8. februar 2016

2 BRIC group leaders awarded grants from Lundbeck Foundation


For BRIC Group Leaders Anders H. Lund and Anja Groth, Christmas 2015 became merrier than expected due to extra Christmas presents in the form of research grants from Lundbeck Foundation.

Caught in translation – targeting disease ribosomes

Professor, Group Leader, Professor Anders H. Lund received 9.998.000,00 DKK for the project Caught in translation - targeting disease ribosomes. The project, which is in collaboration with Professor Henrik Nielsen and Professor Fredrik Björkling from the Faculty of Health, aims to discover candidate drugs targeting post-transcriptionally modified ribosomes in human disease:

- Protein synthesis is a tightly regulated and carefully quality controlled process. However, translation is aberrant in many human diseases, such as neurological disorders and cancers.
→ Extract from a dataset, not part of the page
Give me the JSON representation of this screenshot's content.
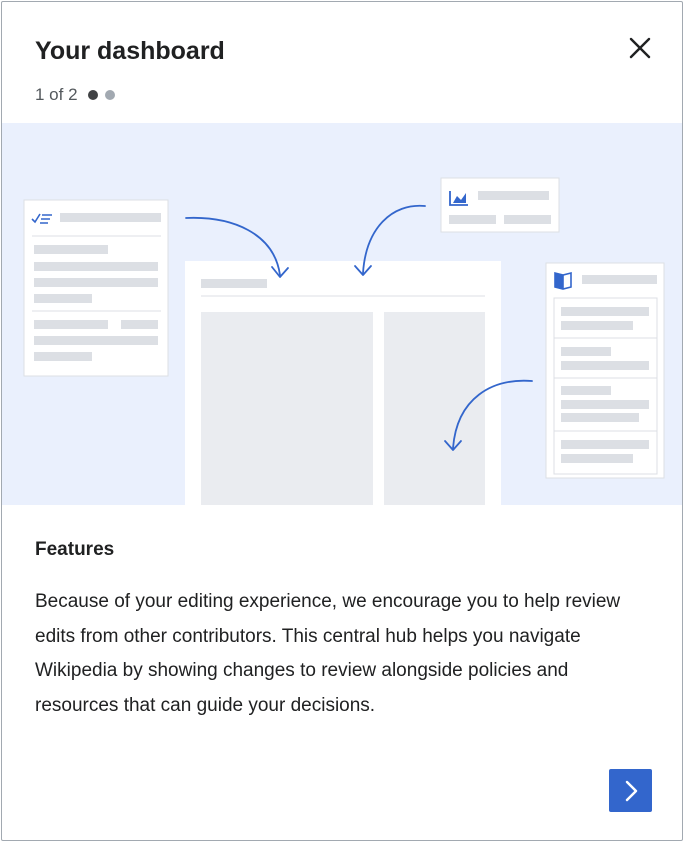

This is underscored by the strong impact of key oncogenes on ribosomal biogenesis and translational fidelity and by the deregulation of ribosome subunits and biogenesis factors in cancer and other diseases. Ribosome biogenesis and function is affected by nucleotide modifications of the ribosomal RNA. We postulate here the presence of “disease ribosomes” uniquely modified to sustain disease progression though altered mRNA selectivity and translational fidelity. We further speculate that small molecule drugs analogous to several currently used antibiotics may be exploited to selectively target these ribosomes, says Anders H. Lund

How to Copy Cell Identity - Defining Mechanisms of Cellular Memory

Group Leader, professor Anja Groth received 9.998.000,00 DKK for the project How to Copy Cell Identity - Defining Mechanisms of Cellular Memory, a project which aims to unravel molecular mechanisms controlling cellular memory in proliferating cells:

- The ability of cells to acquire specialized functions and maintain this identity upon cell division is critical during development, for tissue renewal in the adult organism and avoidance of complex diseases including neurological disorders and cancer. Cellular identity is defined by epigenetic information that controls gene expression. Epigenetic information is passed on to daughter cells during proliferation, but is also sufficiently plastic to allow transitions in transcription patterns during development. This epigenetic plasticity is key in generation pluripotent stem cells for therapy, but also underlying accumulation of epigenetic lesions in disease and aging. Thus, a major challenge for biomedical research is to identify mechanisms that control cellular memory and plasticity. In this project, we will combine quantitative proteomics with machine learning approaches and analysis of somatic cell reprogramming to understand how the cell cycle governs cellular memory, says Anja Groth